  1. NodeMCU 1.0 ESP 8266 WiFi module. This is arguably one of the cooler microcontrollers out there. It has an 80MHz 32-bit processor (compared to the Atmega's 16Mhz 16-bit processor), and actually runs a full RTOS. In addition to that, it's got a built-in wifi module. This chip was programmed with the Arduino environment in C++, which makes things super easy.

    It is set up to automatically connect to WiFi at a hardcoded SSID, and a TCP server at a hardcoded address using port 8368 (V-E-N-T on a keypad). Once connected, it will relay the temperature data to the server, pass vent commands through to the Bluetooth module (and therefore the vent), and ensure the vents send back an acknowledge. It also has an LED that will indicate the status of the connections.

  2. MCP9808 I2C Temperature Sensor. This chip is on a nice breakout board from Adafruit, and is very accurate and precise. Originally this was a DT-11 Temperature and Humidity sensor, but that proved unreliable and difficult to work with. Using Adafruit's library and the NodeMCU's I2C module, communicating with this guy is a piece of cake.

  3. HC-05 Bluetooth Module. This is the buddy to the module on the vent. Automatically pairs to it on power-up.

Here is a schematic of the circuit:

The Master Control Unit

This is really the big core. The majority of the system logic can be found here, since the other modules are fairly naive. This is actually nice, as generally any features that need added are just software, so they can be updated here. On top of that, internet connectivity could theoretically allow over-the-air updates.

Running all of the software is currently a Raspberry Pi 3B+. A nice, compact, and relatively powerful (at least for the needs of this system) computer with a full Linux based operating system and multiple GPIO pins, the Pi is the perfect controller. On top of that, it has built-in Wifi, which elimates the need for a chip to connect to the internet.

Currently, it is running a relatively simple GUI written in Python (the best GUI language... right?) with a TCP Server backend.

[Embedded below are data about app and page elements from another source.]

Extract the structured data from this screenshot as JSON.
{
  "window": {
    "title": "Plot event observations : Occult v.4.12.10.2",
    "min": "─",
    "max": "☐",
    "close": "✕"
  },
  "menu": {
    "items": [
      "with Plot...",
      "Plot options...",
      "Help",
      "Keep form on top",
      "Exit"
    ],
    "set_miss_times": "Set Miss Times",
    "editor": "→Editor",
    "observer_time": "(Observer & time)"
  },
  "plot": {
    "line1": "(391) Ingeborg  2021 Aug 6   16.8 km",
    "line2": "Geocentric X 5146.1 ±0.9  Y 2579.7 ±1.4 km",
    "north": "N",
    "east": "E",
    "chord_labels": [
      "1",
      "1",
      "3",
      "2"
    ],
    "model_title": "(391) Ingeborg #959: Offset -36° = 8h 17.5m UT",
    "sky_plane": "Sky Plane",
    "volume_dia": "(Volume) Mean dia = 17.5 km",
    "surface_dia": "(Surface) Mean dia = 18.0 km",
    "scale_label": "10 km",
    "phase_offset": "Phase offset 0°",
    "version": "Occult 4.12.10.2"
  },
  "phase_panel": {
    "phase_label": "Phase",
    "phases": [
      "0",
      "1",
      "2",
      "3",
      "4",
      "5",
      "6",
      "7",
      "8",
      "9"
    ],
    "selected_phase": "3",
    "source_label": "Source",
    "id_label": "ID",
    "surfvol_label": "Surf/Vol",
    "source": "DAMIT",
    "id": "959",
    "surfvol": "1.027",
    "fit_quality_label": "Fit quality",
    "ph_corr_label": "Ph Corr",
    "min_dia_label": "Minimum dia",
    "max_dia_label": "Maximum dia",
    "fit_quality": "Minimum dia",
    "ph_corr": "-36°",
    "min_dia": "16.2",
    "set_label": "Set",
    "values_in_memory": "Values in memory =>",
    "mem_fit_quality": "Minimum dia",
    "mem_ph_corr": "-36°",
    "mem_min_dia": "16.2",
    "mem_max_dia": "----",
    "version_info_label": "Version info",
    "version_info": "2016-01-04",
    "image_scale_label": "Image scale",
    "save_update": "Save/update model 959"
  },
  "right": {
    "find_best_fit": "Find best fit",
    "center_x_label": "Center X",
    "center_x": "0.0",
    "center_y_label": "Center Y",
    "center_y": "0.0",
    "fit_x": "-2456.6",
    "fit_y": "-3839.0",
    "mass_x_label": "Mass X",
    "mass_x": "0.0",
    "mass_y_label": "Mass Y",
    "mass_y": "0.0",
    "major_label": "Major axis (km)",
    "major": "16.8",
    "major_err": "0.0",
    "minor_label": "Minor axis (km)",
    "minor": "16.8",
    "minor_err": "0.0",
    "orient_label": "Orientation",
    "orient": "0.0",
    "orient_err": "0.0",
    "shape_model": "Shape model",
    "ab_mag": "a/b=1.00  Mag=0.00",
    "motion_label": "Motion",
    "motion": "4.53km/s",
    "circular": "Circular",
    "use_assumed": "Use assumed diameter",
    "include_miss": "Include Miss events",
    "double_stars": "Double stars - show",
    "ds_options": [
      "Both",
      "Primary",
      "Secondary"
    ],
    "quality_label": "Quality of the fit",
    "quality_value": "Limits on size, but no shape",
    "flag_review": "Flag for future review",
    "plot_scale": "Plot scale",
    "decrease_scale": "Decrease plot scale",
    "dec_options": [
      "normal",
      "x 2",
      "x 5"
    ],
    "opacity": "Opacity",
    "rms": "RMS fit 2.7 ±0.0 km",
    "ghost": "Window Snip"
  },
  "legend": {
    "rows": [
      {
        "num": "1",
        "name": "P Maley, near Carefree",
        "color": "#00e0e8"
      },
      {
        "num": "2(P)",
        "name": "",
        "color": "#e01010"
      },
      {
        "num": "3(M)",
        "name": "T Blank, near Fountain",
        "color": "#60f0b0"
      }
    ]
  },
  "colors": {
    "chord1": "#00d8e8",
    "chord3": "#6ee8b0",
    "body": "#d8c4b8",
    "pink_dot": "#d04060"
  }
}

When a module connects to the server it sends updates to the GUI. The current GUI supports a single zone, heating and cooling modes, history logging, and daily temperature schedules (not hourly, that will be added later).

Behold, the beautiful GUI (Sort-of, not really)

Many more features and optimizations are planning to be added to this (including visuals), and it will probably be written in a different language, likely Java.

Future Plans

The following are various sketches of what the project might look like in future iterations and the final stages.